- Krag “Buzz” Gregory, Ph.D., Managing Director, Goldman Sachs.
An audience of about 120 financial professionals was in attendance, and I received quite a bit of good feedback.
Buzz Gregory delivered a presentation on VIX Futures: The First Ten Years, and noted that –
- VIX spot is not directly tradable.
- Access to the VIX market comes from trading listed VIX products. The performance of VIX ETFs, ETNs, and VIX options is dependent on the listed VIX futures market, so understanding the dynamics of VIX futures is crucial for successful trading.
- VIX futures began trading in March 2004 and have now been tested in both low and high volatility regimes.
- The relationship between spot VIX and VIX futures levels is highly correlated to the term structure of S&P 500 implied volatility.
- If the term structure is steeply upward sloping the VIX future will typically be trading above VIX spot.
- The steeper the term structure, the higher the basis ( Basis = future – spot ).
- High-basis environments have tended to be profitable for shorts, bad for longs.
Joanne Hill noted that –
- Adding cash-equivalent exposure is the typical way U.S. equity managers reduce beta and risk;
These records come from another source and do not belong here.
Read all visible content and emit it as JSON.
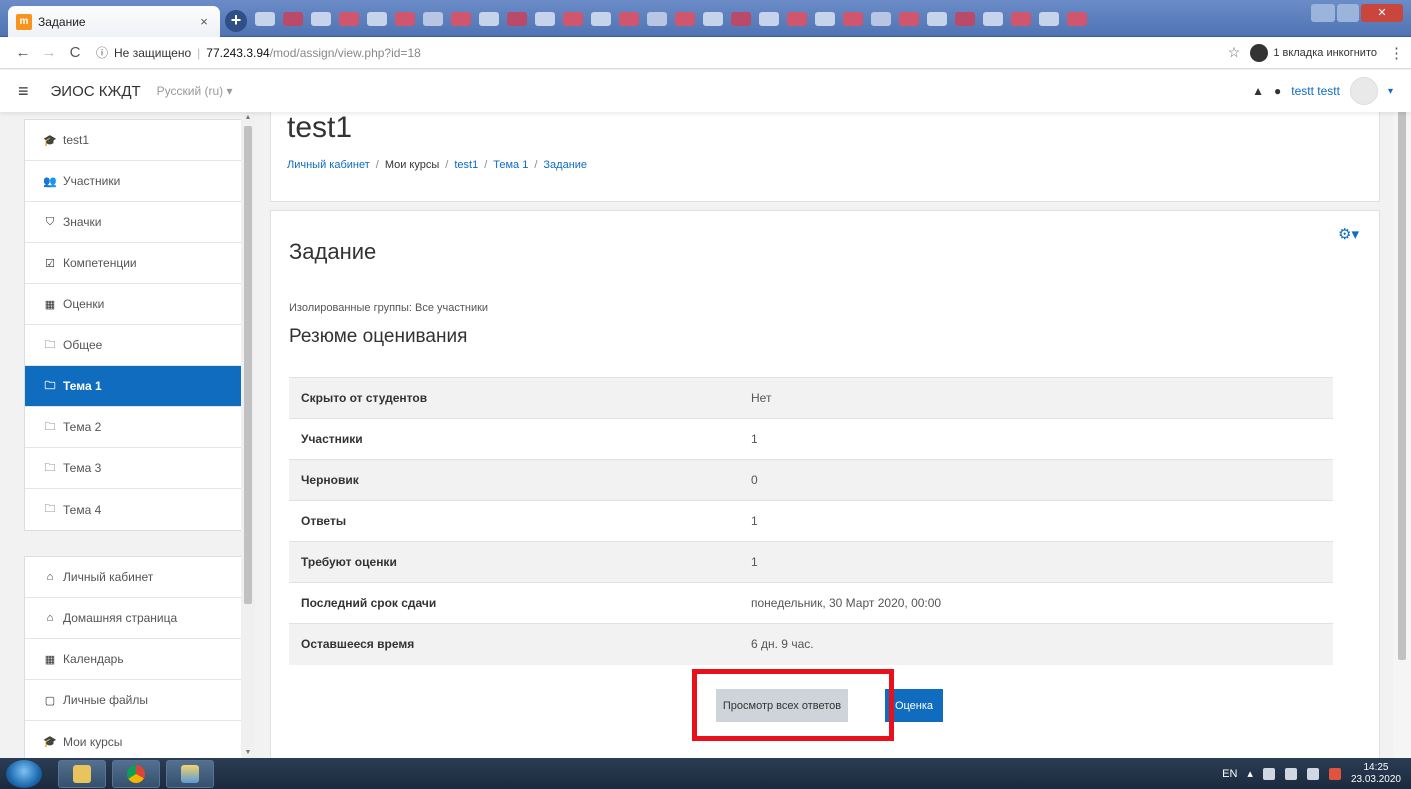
{
  "browser": {
    "tab_title": "Задание",
    "tab_favicon": "m",
    "tab_close": "×",
    "new_tab": "+",
    "url_insecure": "Не защищено",
    "url_host": "77.243.3.94",
    "url_path": "/mod/assign/view.php?id=18",
    "incognito_label": "1 вкладка инкогнито",
    "info_icon": "ⓘ",
    "back_icon": "←",
    "forward_icon": "→",
    "reload_icon": "C",
    "star_icon": "☆",
    "menu_icon": "⋮",
    "bookmark_colors": [
      "#c7d3ea",
      "#b94a6a",
      "#c7d3ea",
      "#d0556f",
      "#c7d3ea",
      "#d0556f",
      "#b8c6e4",
      "#d0556f"
    ]
  },
  "navbar": {
    "menu_icon": "≡",
    "site_name": "ЭИОС КЖДТ",
    "language": "Русский (ru) ▾",
    "user_name": "testt testt",
    "bell_icon": "▲",
    "message_icon": "●",
    "caret": "▾"
  },
  "sidebar": {
    "course_items": [
      {
        "icon": "🎓",
        "label": "test1"
      },
      {
        "icon": "👥",
        "label": "Участники"
      },
      {
        "icon": "⛉",
        "label": "Значки"
      },
      {
        "icon": "☑",
        "label": "Компетенции"
      },
      {
        "icon": "▦",
        "label": "Оценки"
      },
      {
        "icon": "🗀",
        "label": "Общее"
      },
      {
        "icon": "🗀",
        "label": "Тема 1"
      },
      {
        "icon": "🗀",
        "label": "Тема 2"
      },
      {
        "icon": "🗀",
        "label": "Тема 3"
      },
      {
        "icon": "🗀",
        "label": "Тема 4"
      }
    ],
    "site_items": [
      {
        "icon": "⌂",
        "label": "Личный кабинет"
      },
      {
        "icon": "⌂",
        "label": "Домашняя страница"
      },
      {
        "icon": "▦",
        "label": "Календарь"
      },
      {
        "icon": "▢",
        "label": "Личные файлы"
      },
      {
        "icon": "🎓",
        "label": "Мои курсы"
      }
    ],
    "active_label": "Тема 1"
  },
  "header": {
    "title": "test1",
    "breadcrumb": {
      "home": "Личный кабинет",
      "my_courses": "Мои курсы",
      "course": "test1",
      "section": "Тема 1",
      "activity": "Задание",
      "separator": "/"
    }
  },
  "main": {
    "title": "Задание",
    "gear_icon": "⚙▾",
    "groups_text": "Изолированные группы: Все участники",
    "summary_title": "Резюме оценивания",
    "summary": [
      {
        "label": "Скрыто от студентов",
        "value": "Нет"
      },
      {
        "label": "Участники",
        "value": "1"
      },
      {
        "label": "Черновик",
        "value": "0"
      },
      {
        "label": "Ответы",
        "value": "1"
      },
      {
        "label": "Требуют оценки",
        "value": "1"
      },
      {
        "label": "Последний срок сдачи",
        "value": "понедельник, 30 Март 2020, 00:00"
      },
      {
        "label": "Оставшееся время",
        "value": "6 дн. 9 час."
      }
    ],
    "view_all_button": "Просмотр всех ответов",
    "grade_button": "Оценка",
    "highlight_color": "#e8101a"
  },
  "taskbar": {
    "lang": "EN",
    "time": "14:25",
    "date": "23.03.2020",
    "tray_arrow": "▴"
  }
}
- Smaller amounts of VIX Short-Term and Mid-Term Futures can produce similar amounts of reduction in risk as measured by standard deviation;
- Rolled positions in VIX Mid-Term Futures also resulted in higher returns than using cash or VIX Short-Term Futures for the period studied.
Mike Edleson delivered remarks on long volatility strategies and diversification.
Jamie Tyrell discussed strategies, liquidity and expirations for VIX futures and options.
Over the past decade the total trading volume for VIX futures has surpassed 95 million contracts, and the VIX futures average daily volume rose from 4,543 in 2009 to 213,024 in the first two months of 2014.